Main article: Connecticut CompromiseThe Connecticut Compromise, forged by Roger Sherman from Connecticut, was proposed on June 11. It blended the Virginia (large-state) and New Jersey (small-state) proposals. Sherman suggested a two-house national legislature, but proposed "That the proportion of suffrage in the 1st. branch [house] should be according to the respective numbers of free inhabitants; and that in the second branch or Senate, each State should have one vote and no more." Although Sherman was well liked and respected among the delegates, his plan failed at first. It was not until July 23 that representation was finally settled.
Among the most controversial issues confronting the delegates was that of slavery. Slaves accounted for about one-fifth of the population in the American colonies. Most of them lived in the Southern colonies, where slaves made up 40 percent of the population. Whether slavery was to be regulated under the new Constitution was a matter of conflict between the North and South, with several Southern states refusing to join the Union if slavery was not allowed.

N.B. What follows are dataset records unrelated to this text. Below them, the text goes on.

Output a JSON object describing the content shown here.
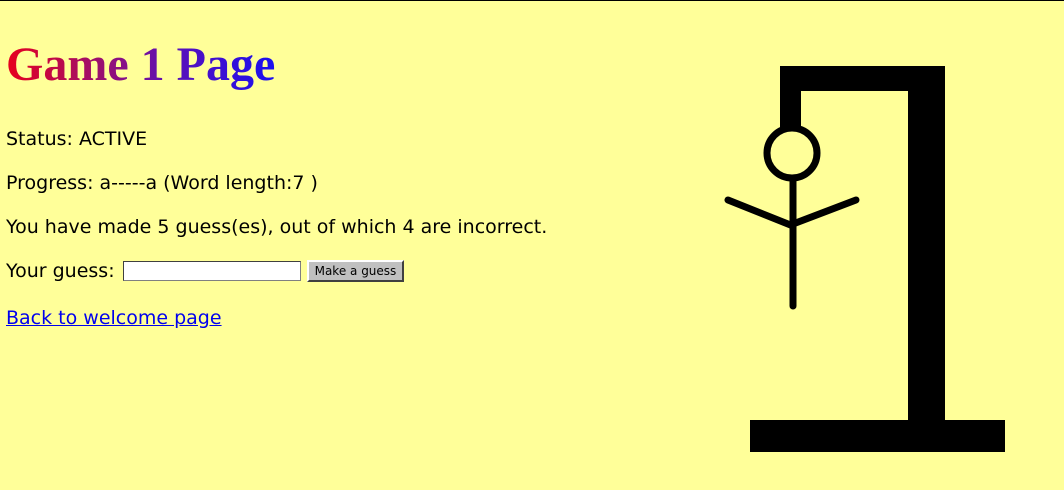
{
  "page": {
    "title": "Game 1 Page",
    "background_color": "#ffff99"
  },
  "game": {
    "status_text": "Status: ACTIVE",
    "progress_text": "Progress: a-----a (Word length:7 )",
    "guesses_text": "You have made 5 guess(es), out of which 4 are incorrect.",
    "guess_label": "Your guess:",
    "guess_input_value": "",
    "guess_button_label": "Make a guess",
    "back_link_label": "Back to welcome page"
  },
  "illustration": {
    "icon": "hangman-gallows-icon",
    "incorrect_guesses_shown": 4
  }
}
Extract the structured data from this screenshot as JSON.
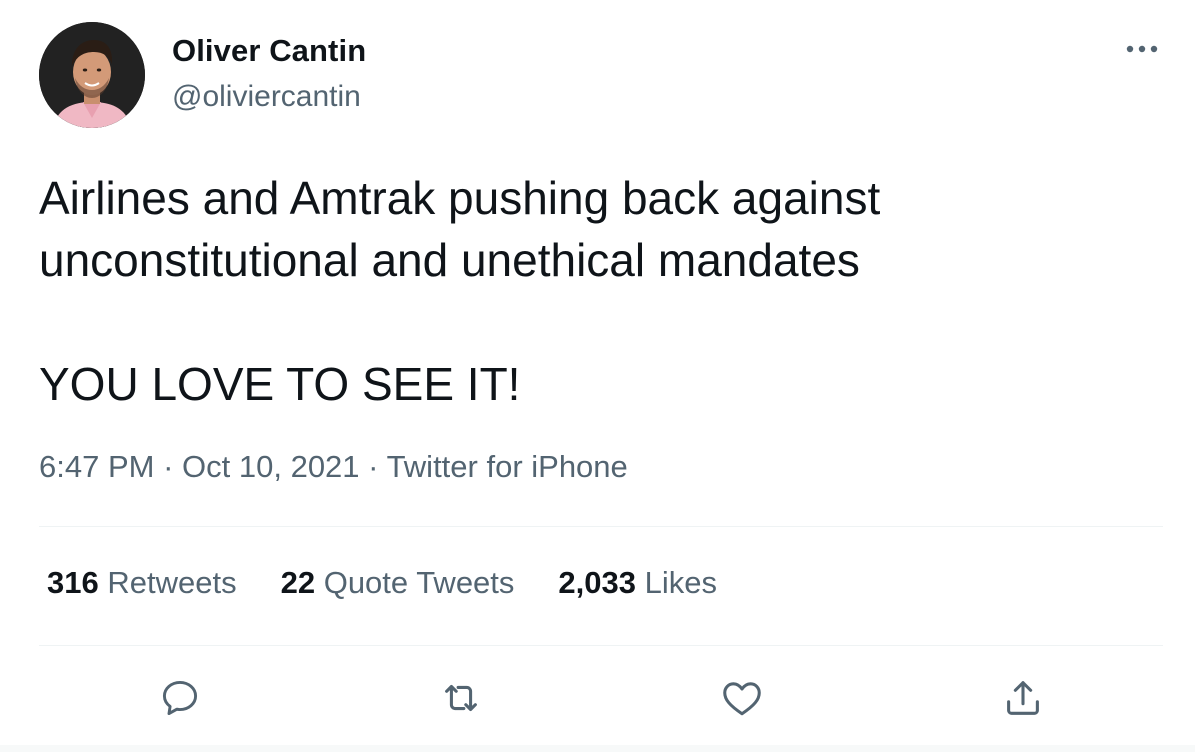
{
  "author": {
    "name": "Oliver Cantin",
    "handle": "@oliviercantin",
    "avatar": "profile-photo"
  },
  "tweet": {
    "lines": [
      "Airlines and Amtrak pushing back against",
      "unconstitutional and unethical mandates",
      "YOU LOVE TO SEE IT!"
    ]
  },
  "meta": {
    "time": "6:47 PM",
    "separator": "·",
    "date": "Oct 10, 2021",
    "source": "Twitter for iPhone"
  },
  "stats": {
    "retweets": {
      "count": "316",
      "label": "Retweets"
    },
    "quotes": {
      "count": "22",
      "label": "Quote Tweets"
    },
    "likes": {
      "count": "2,033",
      "label": "Likes"
    }
  },
  "actions": {
    "reply": "reply-icon",
    "retweet": "retweet-icon",
    "like": "heart-icon",
    "share": "share-icon",
    "more": "more-icon"
  },
  "colors": {
    "text": "#0f1419",
    "secondary": "#536471",
    "divider": "#eff3f4"
  }
}
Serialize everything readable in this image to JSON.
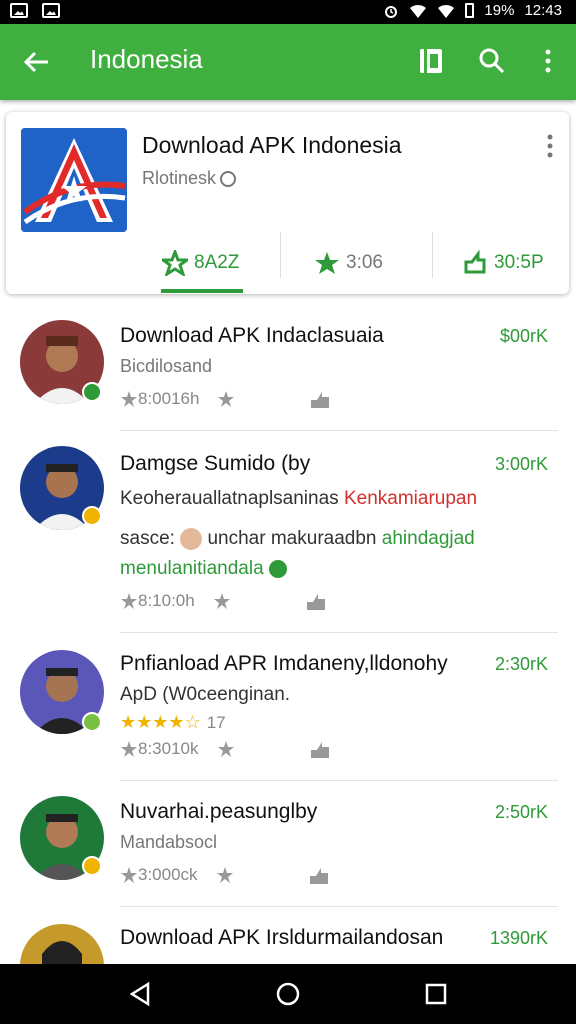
{
  "status_bar": {
    "battery": "19%",
    "time": "12:43"
  },
  "app_bar": {
    "title": "Indonesia"
  },
  "app_card": {
    "title": "Download APK Indonesia",
    "subtitle": "Rlotinesk",
    "tabs": [
      {
        "label": "8A2Z"
      },
      {
        "label": "3:06"
      },
      {
        "label": "30:5P"
      }
    ]
  },
  "items": [
    {
      "title": "Download APK Indaclasuaia",
      "size": "$00rK",
      "sub": "Bicdilosand",
      "meta": "8:0016h"
    },
    {
      "title": "Damgse Sumido (by",
      "size": "3:00rK",
      "desc_line1": "Keoherauallatnaplsaninas",
      "desc_line1_red": "Kenkamiarupan",
      "desc_line2": "sasce:",
      "desc_line2b": "unchar makuraadbn",
      "desc_line2_green": "ahindagjad",
      "desc_line3_green": "menulanitiandala",
      "meta": "8:10:0h"
    },
    {
      "title": "Pnfianload APR Imdaneny,lldonohy",
      "size": "2:30rK",
      "sub": "ApD (W0ceenginan.",
      "rating": "17",
      "meta": "8:3010k"
    },
    {
      "title": "Nuvarhai.peasunglby",
      "size": "2:50rK",
      "sub": "Mandabsocl",
      "meta": "3:000ck"
    },
    {
      "title": "Download APK Irsldurmailandosan",
      "size": "1390rK"
    }
  ]
}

One of the most contentious slavery-related issue was the question of whether slaves would be counted as part of the population in determining representation in the United States Congress or considered property not entitled to representation. Delegates from states with a large population of slaves argued that slaves should be considered persons in determining representation, but as property if the new government were to levy taxes on the states on the basis of population. Delegates from states where slavery had disappeared or almost disappeared argued that slaves should be included in taxation, but not in determining representation.
Finally, delegate James Wilson proposed the Three-Fifths Compromise. This was eventually adopted by the convention.
Another issue at the Convention was what should be done about the slave trade. Ten states had already outlawed it. Many delegates heatedly denounced it, but the three states, Georgia and the two Carolinas, that allowed it threatened to leave the convention if the trade were banned. They postponed the decision on the slave trade because of its contentious nature. The delegates to the Convention did not want its ratification to fail because of the conflict over slavery. Therefore, a special committee worked out another compromise: Congress would have the power to ban the importation of slaves, but not until at least 20 years had passed, in 1808.
 Drafting and signingEdit
U.S. Postage, Issue of 1937, depicting Delegates at the signing of the Constitution, engraving after a painting by Junius Brutus StearnsIn late July, the convention appointed a Committee of Detail to draft a document based on the agreements that had been reached. After another month of discussion and refinement, a second committee, the Committee of Style and Arrangement, headed by Gouverneur Morris, and including Hamilton, William Samuel Johnson, Rufus King, and Madison, produced the final version, which was submitted for signing on September 17. Morris is credited, both now and then, as the chief draftsman of the final document, including the stirring preamble.
Not all the delegates were pleased with the results; thirteen left before the ceremony, and three of those remaining refused to sign: Edmund Randolph of Virginia, George Mason of Virginia, and Elbridge Gerry of Massachusetts. George Mason demanded a Bill of Rights if he was to support the Constitution. The Bill of Rights was not included in the Constitution submitted to the states for ratification, but many states ratified the Constitution with the understanding that a bill of rights would soon follow. 39 of the 55 delegates ended up signing, but it is likely that none were completely satisfied. Their views were summed up by Benjamin Franklin, who said, "There are several parts of this Constitution which I do not at present approve, but I am not sure I shall never approve them. ... I doubt too whether any other Convention we can obtain, may be able to make a better Constitution. ... It therefore astonishes me, Sir, to find this system approaching so near to perfection as it does; and I think it will astonish our enemies..." The Constitution was then submitted to the states for ratification, pursuant to its own Article VII.